Copy down the listing below exactly. Do not include pictures.
*** Opening PROVIDED RECORDS ***
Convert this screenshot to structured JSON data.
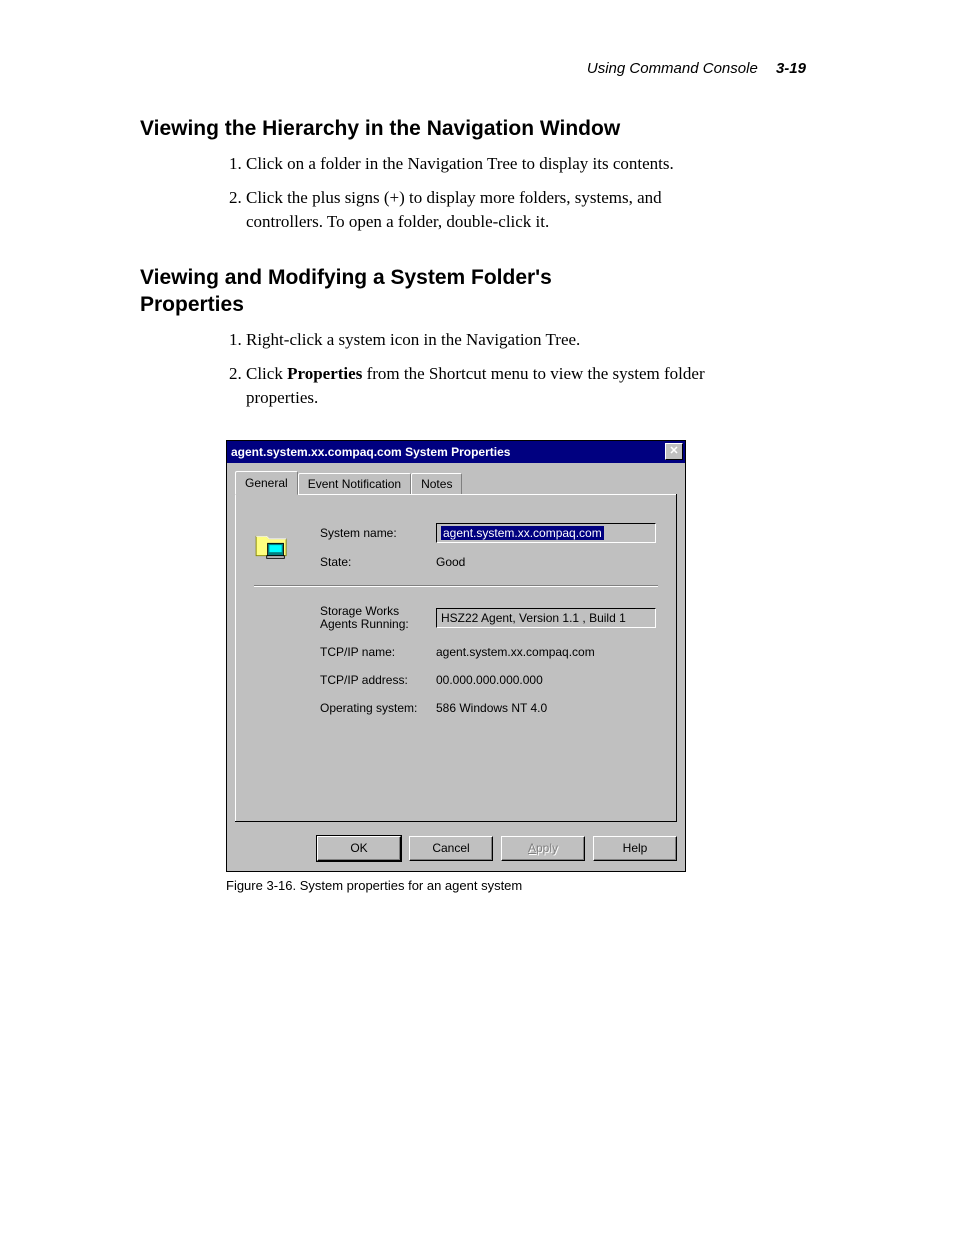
{
  "header": {
    "section_title": "Using Command Console",
    "page_number": "3-19"
  },
  "section1": {
    "heading": "Viewing the Hierarchy in the Navigation Window",
    "step1": "Click on a folder in the Navigation Tree to display its contents.",
    "step2": "Click the plus signs (+) to display more folders, systems, and controllers. To open a folder, double-click it."
  },
  "section2": {
    "heading": "Viewing and Modifying a System Folder's Properties",
    "step1": "Right-click a system icon in the Navigation Tree.",
    "step2_pre": "Click ",
    "step2_bold": "Properties",
    "step2_post": " from the Shortcut menu to view the system folder properties."
  },
  "dialog": {
    "title": "agent.system.xx.compaq.com System Properties",
    "tabs": {
      "general": "General",
      "event_notification": "Event Notification",
      "notes": "Notes"
    },
    "fields": {
      "system_name_label": "System name:",
      "system_name_value": "agent.system.xx.compaq.com",
      "state_label": "State:",
      "state_value": "Good",
      "agents_label_line1": "Storage Works",
      "agents_label_line2": "Agents Running:",
      "agents_value": "HSZ22 Agent, Version 1.1 , Build 1",
      "tcpip_name_label": "TCP/IP name:",
      "tcpip_name_value": "agent.system.xx.compaq.com",
      "tcpip_addr_label": "TCP/IP address:",
      "tcpip_addr_value": "00.000.000.000.000",
      "os_label": "Operating system:",
      "os_value": "586 Windows NT 4.0"
    },
    "buttons": {
      "ok": "OK",
      "cancel": "Cancel",
      "apply_pre": "A",
      "apply_post": "pply",
      "help": "Help"
    }
  },
  "caption": "Figure 3-16.  System properties for an agent system"
}
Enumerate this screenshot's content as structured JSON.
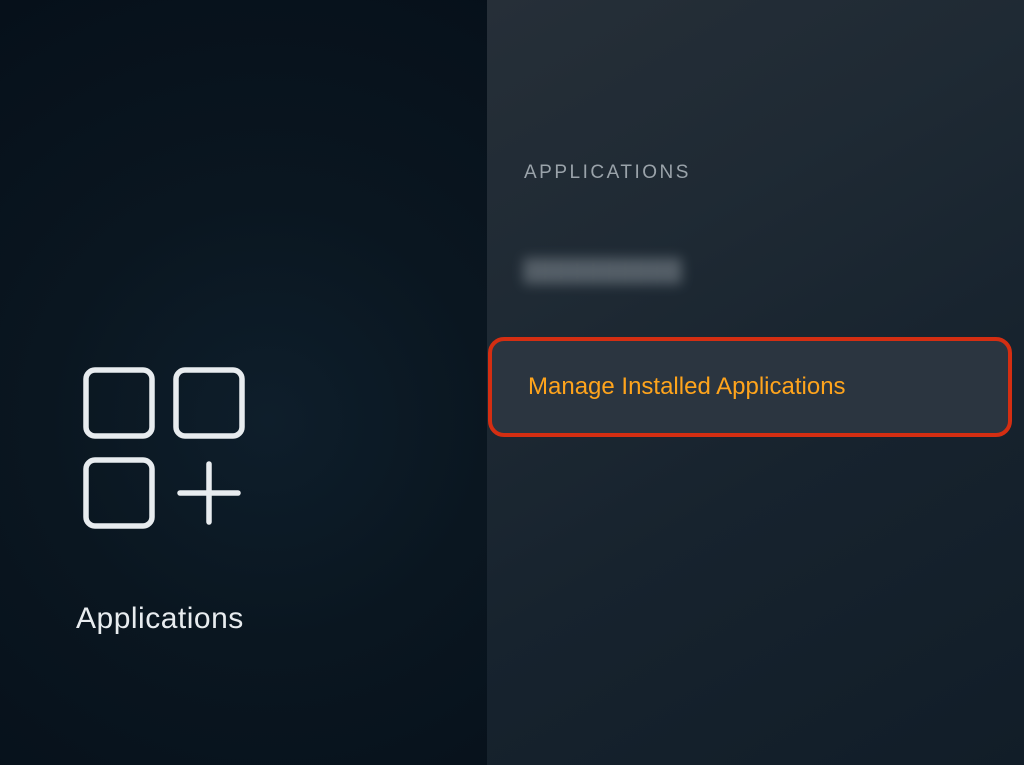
{
  "left": {
    "title": "Applications"
  },
  "right": {
    "section_header": "APPLICATIONS",
    "items": [
      {
        "label": "▇▇▇▇▇▇▇",
        "obscured": true
      },
      {
        "label": "Manage Installed Applications",
        "selected": true
      }
    ]
  }
}
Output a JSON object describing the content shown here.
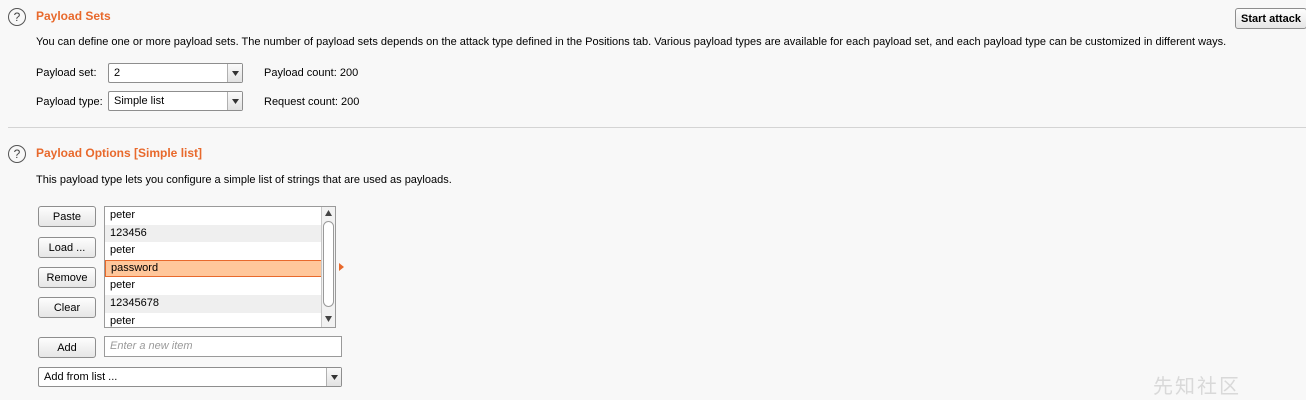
{
  "payload_sets": {
    "title": "Payload Sets",
    "description": "You can define one or more payload sets. The number of payload sets depends on the attack type defined in the Positions tab. Various payload types are available for each payload set, and each payload type can be customized in different ways.",
    "start_attack_label": "Start attack",
    "payload_set_label": "Payload set:",
    "payload_set_value": "2",
    "payload_type_label": "Payload type:",
    "payload_type_value": "Simple list",
    "payload_count": "Payload count: 200",
    "request_count": "Request count: 200"
  },
  "payload_options": {
    "title": "Payload Options [Simple list]",
    "description": "This payload type lets you configure a simple list of strings that are used as payloads.",
    "buttons": {
      "paste": "Paste",
      "load": "Load ...",
      "remove": "Remove",
      "clear": "Clear",
      "add": "Add"
    },
    "list_items": [
      "peter",
      "123456",
      "peter",
      "password",
      "peter",
      "12345678",
      "peter"
    ],
    "selected_index": 3,
    "new_item_placeholder": "Enter a new item",
    "add_from_list_label": "Add from list ..."
  },
  "icons": {
    "help": "question-circle-icon",
    "dropdown": "chevron-down-icon",
    "scroll_up": "arrow-up-icon",
    "scroll_down": "arrow-down-icon",
    "selection_marker": "arrow-right-icon"
  },
  "colors": {
    "accent": "#e8692c",
    "selected_row": "#ffc79b",
    "background": "#f8f8f8"
  },
  "watermark": "先知社区"
}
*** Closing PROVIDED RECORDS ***
▶ COMPLETED TASK:
Convert this screenshot to structured JSON data.
{
  "header": {
    "section_title": "Using Command Console",
    "page_number": "3-19"
  },
  "section1": {
    "heading": "Viewing the Hierarchy in the Navigation Window",
    "step1": "Click on a folder in the Navigation Tree to display its contents.",
    "step2": "Click the plus signs (+) to display more folders, systems, and controllers. To open a folder, double-click it."
  },
  "section2": {
    "heading": "Viewing and Modifying a System Folder's Properties",
    "step1": "Right-click a system icon in the Navigation Tree.",
    "step2_pre": "Click ",
    "step2_bold": "Properties",
    "step2_post": " from the Shortcut menu to view the system folder properties."
  },
  "dialog": {
    "title": "agent.system.xx.compaq.com System Properties",
    "tabs": {
      "general": "General",
      "event_notification": "Event Notification",
      "notes": "Notes"
    },
    "fields": {
      "system_name_label": "System name:",
      "system_name_value": "agent.system.xx.compaq.com",
      "state_label": "State:",
      "state_value": "Good",
      "agents_label_line1": "Storage Works",
      "agents_label_line2": "Agents Running:",
      "agents_value": "HSZ22 Agent, Version 1.1 , Build 1",
      "tcpip_name_label": "TCP/IP name:",
      "tcpip_name_value": "agent.system.xx.compaq.com",
      "tcpip_addr_label": "TCP/IP address:",
      "tcpip_addr_value": "00.000.000.000.000",
      "os_label": "Operating system:",
      "os_value": "586 Windows NT 4.0"
    },
    "buttons": {
      "ok": "OK",
      "cancel": "Cancel",
      "apply_pre": "A",
      "apply_post": "pply",
      "help": "Help"
    }
  },
  "caption": "Figure 3-16.  System properties for an agent system"
}
Enumerate this screenshot's content as structured JSON.
{
  "left": {
    "title": "Applications"
  },
  "right": {
    "section_header": "APPLICATIONS",
    "items": [
      {
        "label": "▇▇▇▇▇▇▇",
        "obscured": true
      },
      {
        "label": "Manage Installed Applications",
        "selected": true
      }
    ]
  }
}
Output a JSON object describing the content shown here.
{
  "payload_sets": {
    "title": "Payload Sets",
    "description": "You can define one or more payload sets. The number of payload sets depends on the attack type defined in the Positions tab. Various payload types are available for each payload set, and each payload type can be customized in different ways.",
    "start_attack_label": "Start attack",
    "payload_set_label": "Payload set:",
    "payload_set_value": "2",
    "payload_type_label": "Payload type:",
    "payload_type_value": "Simple list",
    "payload_count": "Payload count: 200",
    "request_count": "Request count: 200"
  },
  "payload_options": {
    "title": "Payload Options [Simple list]",
    "description": "This payload type lets you configure a simple list of strings that are used as payloads.",
    "buttons": {
      "paste": "Paste",
      "load": "Load ...",
      "remove": "Remove",
      "clear": "Clear",
      "add": "Add"
    },
    "list_items": [
      "peter",
      "123456",
      "peter",
      "password",
      "peter",
      "12345678",
      "peter"
    ],
    "selected_index": 3,
    "new_item_placeholder": "Enter a new item",
    "add_from_list_label": "Add from list ..."
  },
  "icons": {
    "help": "question-circle-icon",
    "dropdown": "chevron-down-icon",
    "scroll_up": "arrow-up-icon",
    "scroll_down": "arrow-down-icon",
    "selection_marker": "arrow-right-icon"
  },
  "colors": {
    "accent": "#e8692c",
    "selected_row": "#ffc79b",
    "background": "#f8f8f8"
  },
  "watermark": "先知社区"
}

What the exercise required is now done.